How to use the Library’s e-resources from anywhere

  • When you’re off-campus, start your search at library.cornell.edu for full access to all databases, online journals, article texts, and other resources requiring a Cornell subscription. When you click on subscription-only resources, you’ll be prompted for your NetID and password to begin two-factor authentication.
  • When you don’t start at the library’s homepage, use Passkey for electronic access. Drag the Passkey icon to the top of your browser. Whenever you hit a paywall or a “forbidden” message, click the Passkey tab on your browser. If the Library has a subscription to the resource you’re trying to access, you’ll then be prompted for your NetID.
  • While traveling, also consider installing software to connect to Cornell via VPN (Virtual Private Network) which adds secure access to Cornell campus networks and is usually not blocked by firewalls. Be aware that some countries might restrict or ban the use of VPNs.

How to get Research Help

  • E-mail - library staff will respond asap, often within 24 hours

  • Chat - During the semester, Cornell is online M-F, 10am-5pm.  Non-Cornell librarians are online all other times.  Chat service is for Cornell students, faculty, staff, and alumni only! If you are unaffiliated, please e-mail us.  Your chat privacy

How to get Instructional Help

Librarians are available to teach via Zoom or other online platforms.  We can also work with you to integrate library research into your online class, help you think through redesigning your research assignments in the online environment, and discuss what will work best for your class.  

Contact your instruction coordinator or library liaison with questions or to schedule a library session.  

Please visit our Library Support for Remote Teaching guide for additional information.  

How to get books

Below are some options for accessing physical materials though we strongly urge you to check ahead of time with the desired location to make sure they are open and operational.  

  • Columbia University in New York City has a reciprocal relationship with Cornell which includes library access and borrowing privileges.
  • Borrow Direct Plus libraries provide on-site reciprocal borrowing privileges.
  • Many research libraries participate in the SHARES program which supports on-site access to collections and services.
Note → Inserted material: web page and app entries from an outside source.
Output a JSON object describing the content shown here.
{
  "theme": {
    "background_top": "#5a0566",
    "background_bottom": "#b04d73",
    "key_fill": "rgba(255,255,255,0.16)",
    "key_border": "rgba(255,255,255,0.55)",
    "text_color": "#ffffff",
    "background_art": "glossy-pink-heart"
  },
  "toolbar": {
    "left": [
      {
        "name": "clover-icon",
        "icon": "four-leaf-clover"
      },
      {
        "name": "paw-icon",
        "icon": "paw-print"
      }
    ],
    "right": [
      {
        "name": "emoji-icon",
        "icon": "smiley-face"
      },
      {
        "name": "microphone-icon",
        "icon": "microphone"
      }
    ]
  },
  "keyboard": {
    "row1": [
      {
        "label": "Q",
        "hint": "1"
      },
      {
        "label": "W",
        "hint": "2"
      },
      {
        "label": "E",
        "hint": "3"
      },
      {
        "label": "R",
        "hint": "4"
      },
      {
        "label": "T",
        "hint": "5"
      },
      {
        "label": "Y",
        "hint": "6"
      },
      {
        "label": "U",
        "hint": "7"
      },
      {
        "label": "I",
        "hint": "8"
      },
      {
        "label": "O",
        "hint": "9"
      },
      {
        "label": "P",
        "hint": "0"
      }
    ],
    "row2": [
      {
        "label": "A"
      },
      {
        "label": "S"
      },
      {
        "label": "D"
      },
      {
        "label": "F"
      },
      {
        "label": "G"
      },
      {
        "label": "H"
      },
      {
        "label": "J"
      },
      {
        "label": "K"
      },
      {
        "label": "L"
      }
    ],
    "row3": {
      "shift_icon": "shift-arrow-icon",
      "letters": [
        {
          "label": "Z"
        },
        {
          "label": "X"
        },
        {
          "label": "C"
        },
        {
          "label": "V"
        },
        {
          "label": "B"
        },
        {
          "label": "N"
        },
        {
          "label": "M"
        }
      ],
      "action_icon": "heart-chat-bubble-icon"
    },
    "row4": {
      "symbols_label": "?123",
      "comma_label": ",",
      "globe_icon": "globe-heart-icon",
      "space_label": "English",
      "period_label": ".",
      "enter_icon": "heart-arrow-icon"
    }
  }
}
In addition, a small number of SHARES libraries are offering the opportunity to create a library account and check out materials through the SHARES On-Site Borrowing Pilot Program.
  • Local college or university libraries might allow visitors to use their collections on site. Check for visitor policy pages before traveling in case an application ahead of time is required.
  • New York Public Library provides library cards free of charge to any person who lives, works, attends school, or pays property taxes in New York State.
  • Local or hometown public libraries may have the items that you need and usually provide interlibrary loan services for their patrons, which may include borrowing books.

Working or studying abroad?

This guide provides a wealth of helpful information: Study Abroad: Cornell Library Services.

And if you have questions about any of this, be sure to Ask a Librarian on the phone, via email or online chat.